Lively (and thought-provoking) commentary from various places about the naked lady bound in ropes image the Vatican Pontifical Council on Culture has chosen to advertise its conference (which starts today) on women:
|Man Ray's "Venere Restaurata" (1936), from Pontifical Council on Culture Website|
If we had women priests at the Vatican, do you think an image like this would see the light of day?
What were you thinking when you chose the headless woman's figure with breasts and pubic region tied up in ropes as your report cover artwork? Just exactly what message are you trying to convey? Are women's minds so inconsequential to you that a beheaded woman was ok provided her reproductive parts were on full display? Could I please get a psychological analysis read-out on each council members' attitudes towards women because that image on your report cover makes me wonder if you all start from a very, very twisted sick mental attitude towards women.

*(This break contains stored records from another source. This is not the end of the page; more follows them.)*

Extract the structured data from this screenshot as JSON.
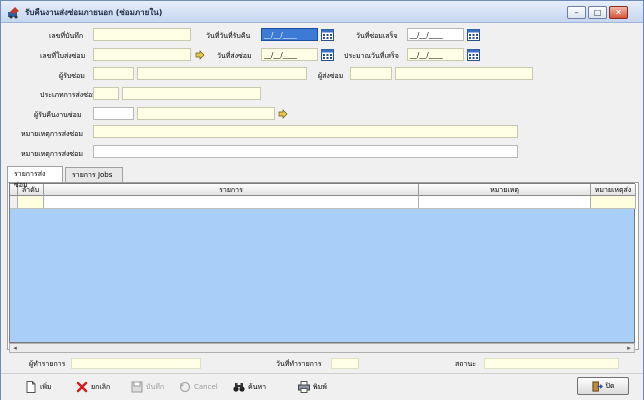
{
  "window": {
    "title": "รับคืนงานส่งซ่อมภายนอก (ซ่อมภายใน)",
    "minimize": "–",
    "maximize": "□",
    "close": "✕"
  },
  "form": {
    "record_no_label": "เลขที่บันทึก",
    "receive_date_label": "วันที่วันที่รับคืน",
    "receive_date_value": "__/__/____",
    "repair_done_label": "วันที่ซ่อมเสร็จ",
    "repair_done_value": "__/__/____",
    "repair_slip_label": "เลขที่ใบส่งซ่อม",
    "sent_date_label": "วันที่ส่งซ่อม",
    "sent_date_value": "__/__/____",
    "estimated_done_label": "ประมาณวันที่เสร็จ",
    "estimated_done_value": "__/__/____",
    "repairer_label": "ผู้รับซ่อม",
    "sender_label": "ผู้ส่งซ่อม",
    "repair_type_label": "ประเภทการส่งซ่อม",
    "receiver_label": "ผู้รับคืนงานซ่อม",
    "note1_label": "หมายเหตุการส่งซ่อม",
    "note2_label": "หมายเหตุการส่งซ่อม"
  },
  "tabs": [
    {
      "label": "รายการส่งซ่อม"
    },
    {
      "label": "รายการ Jobs"
    }
  ],
  "grid": {
    "columns": [
      "ลำดับ",
      "รายการ",
      "หมายเหตุ",
      "หมายเหตุส่ง"
    ]
  },
  "footer": {
    "created_by_label": "ผู้ทำรายการ",
    "created_date_label": "วันที่ทำรายการ",
    "status_label": "สถานะ"
  },
  "toolbar": {
    "add": "เพิ่ม",
    "cancel_th": "ยกเลิก",
    "save": "บันทึก",
    "cancel": "Cancel",
    "search": "ค้นหา",
    "print": "พิมพ์",
    "close": "ปิด"
  }
}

Its so very painful to see the males of the Roman Catholic Church management grasping for anyway to control the Faith. They fail to see we are no longer ignorant peasants, we can now think for our self. Many Faithful people have learned of a new healthy, Loving and functional God, that the Roman Catholic Church chooses not to promote. Its like watching a drunk Uncle embarass himself with his ignornace about other cultures of people he has never met before, but knows all about them in his limited understanding. Jesus, please return and heal this dysfunctional church created with a forged signature of your good name.

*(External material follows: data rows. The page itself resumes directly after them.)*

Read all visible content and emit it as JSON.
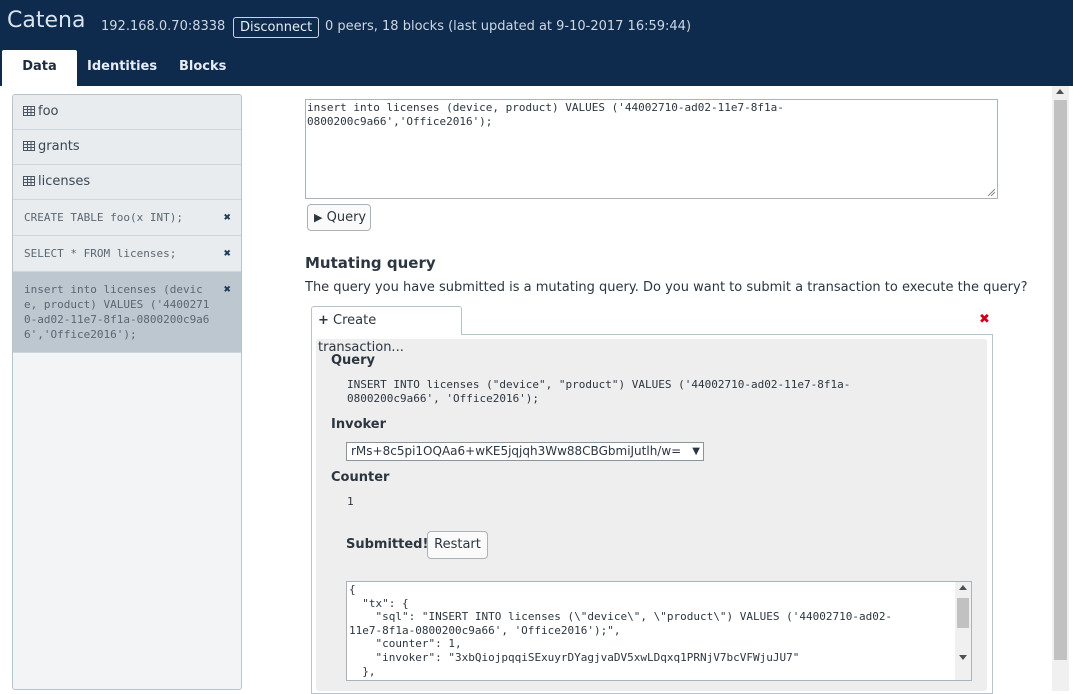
{
  "header": {
    "brand": "Catena",
    "address": "192.168.0.70:8338",
    "disconnect_label": "Disconnect",
    "status": "0 peers, 18 blocks (last updated at 9-10-2017 16:59:44)"
  },
  "tabs": [
    {
      "label": "Data",
      "active": true
    },
    {
      "label": "Identities",
      "active": false
    },
    {
      "label": "Blocks",
      "active": false
    }
  ],
  "sidebar": {
    "tables": [
      {
        "label": "foo"
      },
      {
        "label": "grants"
      },
      {
        "label": "licenses"
      }
    ],
    "queries": [
      {
        "text": "CREATE TABLE foo(x INT);"
      },
      {
        "text": "SELECT * FROM licenses;"
      },
      {
        "text": "insert into licenses (device, product) VALUES ('44002710-ad02-11e7-8f1a-0800200c9a66','Office2016');",
        "selected": true
      }
    ]
  },
  "editor": {
    "line1": "insert into licenses (device, product) VALUES ('44002710-ad02-11e7-8f1a-",
    "line2": "0800200c9a66','Office2016');"
  },
  "query_button_label": "Query",
  "mutating": {
    "title": "Mutating query",
    "description": "The query you have submitted is a mutating query. Do you want to submit a transaction to execute the query?"
  },
  "transaction": {
    "tab_label": "Create transaction...",
    "query_label": "Query",
    "query_line1": "INSERT INTO licenses (\"device\", \"product\") VALUES ('44002710-ad02-11e7-8f1a-",
    "query_line2": "0800200c9a66', 'Office2016');",
    "invoker_label": "Invoker",
    "invoker_value": "rMs+8c5pi1OQAa6+wKE5jqjqh3Ww88CBGbmiJutlh/w=",
    "counter_label": "Counter",
    "counter_value": "1",
    "submitted_label": "Submitted!",
    "restart_label": "Restart",
    "json_text": "{\n  \"tx\": {\n    \"sql\": \"INSERT INTO licenses (\\\"device\\\", \\\"product\\\") VALUES ('44002710-ad02-\n11e7-8f1a-0800200c9a66', 'Office2016');\",\n    \"counter\": 1,\n    \"invoker\": \"3xbQiojpqqiSExuyrDYagjvaDV5xwLDqxq1PRNjV7bcVFWjuJU7\"\n  },"
  },
  "colors": {
    "header_bg": "#0e2a4d",
    "error_red": "#d0021b"
  }
}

(Later:) I'm adding this excerpt because Cleveland Girl's comment about the discussion of the apparent misogyny of Man Ray, the artist who produced the sculpture the Vatican is using to illustrate its program for the conference on women, makes me remember this commentary by Soline Humbert via We Are Church Ireland:
Man Ray had a strong interest in Sade and sadism and there is a recurrent sadistic streak in his artwork, as well as in his relationships with women, characterised by domination and aggression Man Ray photographed women wearing implements of bondage and enacting scenes of torture. He also helped others, like William B Seabrook realise in real life his fantasies of women bondage.
What is behind this choice of female bondage image by the (all male)Pontifical Council for culture? Is it the choice of the group of women (Who are they?) behind this document? What message does it seek to convey?
And, finally, in commenting on the Vatican conference and the position paper it has made available, Crystal Watson points to a valuable alternative resource — alternative to what the Vatican is offering: a recent Huffington Post "All Together" podcast discussion hosted by Paul Brandeis Raushenbush, in which Katharine Jefferts Schori, Suzan Johnson Cook, Serene Jones, and Joan Chittister discuss sexism as the church's original sin.